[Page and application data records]
^^^^^^^^

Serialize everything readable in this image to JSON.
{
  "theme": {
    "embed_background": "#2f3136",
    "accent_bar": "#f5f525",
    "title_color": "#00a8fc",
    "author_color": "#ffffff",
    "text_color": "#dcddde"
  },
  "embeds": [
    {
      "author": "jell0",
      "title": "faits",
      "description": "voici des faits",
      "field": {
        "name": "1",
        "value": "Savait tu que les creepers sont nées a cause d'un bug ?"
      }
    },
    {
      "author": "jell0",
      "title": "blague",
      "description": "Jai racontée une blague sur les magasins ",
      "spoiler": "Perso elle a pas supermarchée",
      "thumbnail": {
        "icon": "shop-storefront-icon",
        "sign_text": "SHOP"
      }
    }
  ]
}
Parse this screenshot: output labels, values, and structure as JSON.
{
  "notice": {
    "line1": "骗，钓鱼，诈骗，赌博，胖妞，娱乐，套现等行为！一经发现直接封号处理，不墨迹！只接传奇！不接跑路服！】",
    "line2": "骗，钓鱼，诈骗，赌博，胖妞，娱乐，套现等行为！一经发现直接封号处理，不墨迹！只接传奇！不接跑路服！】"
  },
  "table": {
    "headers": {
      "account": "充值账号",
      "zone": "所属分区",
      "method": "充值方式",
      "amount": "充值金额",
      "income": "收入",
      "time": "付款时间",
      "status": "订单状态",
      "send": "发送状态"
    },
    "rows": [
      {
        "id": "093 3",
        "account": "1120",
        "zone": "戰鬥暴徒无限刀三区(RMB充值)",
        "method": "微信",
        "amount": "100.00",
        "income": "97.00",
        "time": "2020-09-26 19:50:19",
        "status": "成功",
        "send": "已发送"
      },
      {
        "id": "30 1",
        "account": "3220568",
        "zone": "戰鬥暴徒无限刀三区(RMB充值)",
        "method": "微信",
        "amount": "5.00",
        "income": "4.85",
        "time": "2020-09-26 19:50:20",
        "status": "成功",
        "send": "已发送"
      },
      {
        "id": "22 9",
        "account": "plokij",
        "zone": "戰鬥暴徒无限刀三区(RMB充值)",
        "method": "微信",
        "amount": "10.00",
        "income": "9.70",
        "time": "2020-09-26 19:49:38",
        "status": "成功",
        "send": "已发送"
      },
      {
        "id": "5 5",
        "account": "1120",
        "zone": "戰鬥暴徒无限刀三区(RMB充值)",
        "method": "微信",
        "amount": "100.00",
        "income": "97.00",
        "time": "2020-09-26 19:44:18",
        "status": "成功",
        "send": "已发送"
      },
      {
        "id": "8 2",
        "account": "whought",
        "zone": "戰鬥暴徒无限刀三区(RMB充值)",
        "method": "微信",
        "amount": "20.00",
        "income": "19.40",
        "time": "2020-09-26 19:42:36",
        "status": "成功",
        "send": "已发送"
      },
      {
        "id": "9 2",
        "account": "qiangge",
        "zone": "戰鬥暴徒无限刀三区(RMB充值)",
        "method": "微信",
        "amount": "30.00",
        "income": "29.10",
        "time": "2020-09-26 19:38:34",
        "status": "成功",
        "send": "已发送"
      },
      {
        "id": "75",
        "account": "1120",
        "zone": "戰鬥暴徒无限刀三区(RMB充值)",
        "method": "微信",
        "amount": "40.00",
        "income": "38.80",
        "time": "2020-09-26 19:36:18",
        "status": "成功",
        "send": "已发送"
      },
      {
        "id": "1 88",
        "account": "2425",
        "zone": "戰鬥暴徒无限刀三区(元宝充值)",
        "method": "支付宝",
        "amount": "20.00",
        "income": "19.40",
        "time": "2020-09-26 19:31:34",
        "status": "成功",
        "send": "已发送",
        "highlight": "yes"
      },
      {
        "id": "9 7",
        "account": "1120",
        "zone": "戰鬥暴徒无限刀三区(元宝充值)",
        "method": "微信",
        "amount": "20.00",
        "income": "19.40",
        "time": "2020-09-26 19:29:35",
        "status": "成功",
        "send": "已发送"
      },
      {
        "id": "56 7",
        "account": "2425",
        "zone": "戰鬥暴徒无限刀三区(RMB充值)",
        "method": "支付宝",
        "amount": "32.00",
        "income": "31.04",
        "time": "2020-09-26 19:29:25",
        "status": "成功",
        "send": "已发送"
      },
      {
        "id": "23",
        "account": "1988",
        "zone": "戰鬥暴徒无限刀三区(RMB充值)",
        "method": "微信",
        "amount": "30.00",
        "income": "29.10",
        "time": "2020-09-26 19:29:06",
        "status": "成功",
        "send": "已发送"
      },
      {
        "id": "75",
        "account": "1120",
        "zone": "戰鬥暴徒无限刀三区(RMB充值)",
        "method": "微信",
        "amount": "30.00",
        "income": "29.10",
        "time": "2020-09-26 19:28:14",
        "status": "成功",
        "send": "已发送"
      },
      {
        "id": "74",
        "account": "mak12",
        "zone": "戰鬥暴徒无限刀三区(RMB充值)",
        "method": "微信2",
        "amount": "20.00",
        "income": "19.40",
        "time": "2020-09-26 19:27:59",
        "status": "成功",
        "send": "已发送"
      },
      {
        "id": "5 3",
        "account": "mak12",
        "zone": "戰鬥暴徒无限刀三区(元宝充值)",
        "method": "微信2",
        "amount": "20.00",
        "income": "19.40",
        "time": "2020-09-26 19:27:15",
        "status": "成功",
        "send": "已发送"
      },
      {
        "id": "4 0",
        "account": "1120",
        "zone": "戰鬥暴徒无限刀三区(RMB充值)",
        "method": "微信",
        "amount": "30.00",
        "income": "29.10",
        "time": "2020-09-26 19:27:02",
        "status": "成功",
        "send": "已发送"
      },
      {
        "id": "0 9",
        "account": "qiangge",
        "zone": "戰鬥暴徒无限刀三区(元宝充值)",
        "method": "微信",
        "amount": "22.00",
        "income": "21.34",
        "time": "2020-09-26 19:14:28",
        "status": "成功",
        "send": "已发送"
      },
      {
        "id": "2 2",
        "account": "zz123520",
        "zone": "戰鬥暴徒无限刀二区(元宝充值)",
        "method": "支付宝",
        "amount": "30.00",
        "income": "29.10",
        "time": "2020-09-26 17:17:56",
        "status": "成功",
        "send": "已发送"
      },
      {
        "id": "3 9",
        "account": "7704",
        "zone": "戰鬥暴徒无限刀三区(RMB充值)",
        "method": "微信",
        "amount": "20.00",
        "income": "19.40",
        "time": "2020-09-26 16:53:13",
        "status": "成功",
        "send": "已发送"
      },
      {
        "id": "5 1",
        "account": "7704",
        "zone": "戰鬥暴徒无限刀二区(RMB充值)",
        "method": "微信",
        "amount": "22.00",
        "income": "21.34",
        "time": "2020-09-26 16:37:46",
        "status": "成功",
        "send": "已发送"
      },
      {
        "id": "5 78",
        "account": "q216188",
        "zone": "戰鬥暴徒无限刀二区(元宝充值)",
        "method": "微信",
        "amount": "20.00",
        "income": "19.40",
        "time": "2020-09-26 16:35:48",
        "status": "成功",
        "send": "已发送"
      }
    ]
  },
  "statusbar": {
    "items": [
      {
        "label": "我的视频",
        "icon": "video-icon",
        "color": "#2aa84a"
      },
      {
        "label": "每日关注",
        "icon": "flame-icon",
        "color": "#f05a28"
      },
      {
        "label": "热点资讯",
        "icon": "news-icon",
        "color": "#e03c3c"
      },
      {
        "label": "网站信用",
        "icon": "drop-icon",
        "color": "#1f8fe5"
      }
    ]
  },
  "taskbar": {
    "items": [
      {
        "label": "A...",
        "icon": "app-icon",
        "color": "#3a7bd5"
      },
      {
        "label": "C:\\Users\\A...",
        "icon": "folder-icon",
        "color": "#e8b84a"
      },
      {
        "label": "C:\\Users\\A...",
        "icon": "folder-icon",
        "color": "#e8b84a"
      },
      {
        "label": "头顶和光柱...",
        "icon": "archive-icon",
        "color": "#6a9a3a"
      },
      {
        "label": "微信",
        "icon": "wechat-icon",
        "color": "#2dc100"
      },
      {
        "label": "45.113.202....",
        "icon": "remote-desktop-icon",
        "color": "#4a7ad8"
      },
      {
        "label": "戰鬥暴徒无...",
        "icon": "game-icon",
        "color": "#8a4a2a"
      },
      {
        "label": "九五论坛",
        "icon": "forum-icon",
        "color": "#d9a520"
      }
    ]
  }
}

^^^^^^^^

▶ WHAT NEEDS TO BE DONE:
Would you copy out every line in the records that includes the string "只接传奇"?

▶ ANSWER SPACE:
    "line1": "骗，钓鱼，诈骗，赌博，胖妞，娱乐，套现等行为！一经发现直接封号处理，不墨迹！只接传奇！不接跑路服！】",
    "line2": "骗，钓鱼，诈骗，赌博，胖妞，娱乐，套现等行为！一经发现直接封号处理，不墨迹！只接传奇！不接跑路服！】"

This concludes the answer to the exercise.